:: Exercise aim ::
Carry over every entry exactly as it appears in the records.

Element data from apps and pages
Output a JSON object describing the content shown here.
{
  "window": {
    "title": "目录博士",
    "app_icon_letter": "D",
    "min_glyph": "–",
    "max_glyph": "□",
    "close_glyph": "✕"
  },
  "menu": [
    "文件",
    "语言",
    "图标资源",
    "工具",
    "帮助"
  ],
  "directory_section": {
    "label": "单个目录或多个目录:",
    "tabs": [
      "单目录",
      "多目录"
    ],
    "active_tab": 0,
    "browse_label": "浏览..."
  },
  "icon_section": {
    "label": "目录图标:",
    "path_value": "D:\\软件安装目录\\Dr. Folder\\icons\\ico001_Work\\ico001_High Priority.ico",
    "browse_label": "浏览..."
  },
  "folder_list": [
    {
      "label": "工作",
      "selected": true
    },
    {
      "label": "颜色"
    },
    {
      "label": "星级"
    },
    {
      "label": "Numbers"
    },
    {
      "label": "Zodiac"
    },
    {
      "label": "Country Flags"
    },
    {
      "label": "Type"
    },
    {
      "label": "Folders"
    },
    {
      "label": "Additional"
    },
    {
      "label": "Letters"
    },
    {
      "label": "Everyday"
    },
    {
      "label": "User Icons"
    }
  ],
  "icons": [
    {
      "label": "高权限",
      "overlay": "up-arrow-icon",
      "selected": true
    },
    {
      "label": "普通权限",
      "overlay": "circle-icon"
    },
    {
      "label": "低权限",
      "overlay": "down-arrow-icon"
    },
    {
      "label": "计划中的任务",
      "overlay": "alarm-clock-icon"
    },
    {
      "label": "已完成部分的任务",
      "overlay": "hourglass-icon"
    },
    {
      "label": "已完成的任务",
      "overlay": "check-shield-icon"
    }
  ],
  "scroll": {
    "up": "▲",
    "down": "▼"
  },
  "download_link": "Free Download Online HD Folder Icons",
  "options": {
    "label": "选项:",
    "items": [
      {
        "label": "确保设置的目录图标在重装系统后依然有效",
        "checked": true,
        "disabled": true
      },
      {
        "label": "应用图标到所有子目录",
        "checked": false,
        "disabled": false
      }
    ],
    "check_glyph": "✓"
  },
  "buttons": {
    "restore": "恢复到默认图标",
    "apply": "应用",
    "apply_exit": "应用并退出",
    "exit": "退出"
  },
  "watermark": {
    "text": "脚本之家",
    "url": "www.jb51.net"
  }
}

:: Your solution ::
Output a JSON object describing the content shown here.
{
  "window": {
    "title": "目录博士",
    "app_icon_letter": "D",
    "min_glyph": "–",
    "max_glyph": "□",
    "close_glyph": "✕"
  },
  "menu": [
    "文件",
    "语言",
    "图标资源",
    "工具",
    "帮助"
  ],
  "directory_section": {
    "label": "单个目录或多个目录:",
    "tabs": [
      "单目录",
      "多目录"
    ],
    "active_tab": 0,
    "browse_label": "浏览..."
  },
  "icon_section": {
    "label": "目录图标:",
    "path_value": "D:\\软件安装目录\\Dr. Folder\\icons\\ico001_Work\\ico001_High Priority.ico",
    "browse_label": "浏览..."
  },
  "folder_list": [
    {
      "label": "工作",
      "selected": true
    },
    {
      "label": "颜色"
    },
    {
      "label": "星级"
    },
    {
      "label": "Numbers"
    },
    {
      "label": "Zodiac"
    },
    {
      "label": "Country Flags"
    },
    {
      "label": "Type"
    },
    {
      "label": "Folders"
    },
    {
      "label": "Additional"
    },
    {
      "label": "Letters"
    },
    {
      "label": "Everyday"
    },
    {
      "label": "User Icons"
    }
  ],
  "icons": [
    {
      "label": "高权限",
      "overlay": "up-arrow-icon",
      "selected": true
    },
    {
      "label": "普通权限",
      "overlay": "circle-icon"
    },
    {
      "label": "低权限",
      "overlay": "down-arrow-icon"
    },
    {
      "label": "计划中的任务",
      "overlay": "alarm-clock-icon"
    },
    {
      "label": "已完成部分的任务",
      "overlay": "hourglass-icon"
    },
    {
      "label": "已完成的任务",
      "overlay": "check-shield-icon"
    }
  ],
  "scroll": {
    "up": "▲",
    "down": "▼"
  },
  "download_link": "Free Download Online HD Folder Icons",
  "options": {
    "label": "选项:",
    "items": [
      {
        "label": "确保设置的目录图标在重装系统后依然有效",
        "checked": true,
        "disabled": true
      },
      {
        "label": "应用图标到所有子目录",
        "checked": false,
        "disabled": false
      }
    ],
    "check_glyph": "✓"
  },
  "buttons": {
    "restore": "恢复到默认图标",
    "apply": "应用",
    "apply_exit": "应用并退出",
    "exit": "退出"
  },
  "watermark": {
    "text": "脚本之家",
    "url": "www.jb51.net"
  }
}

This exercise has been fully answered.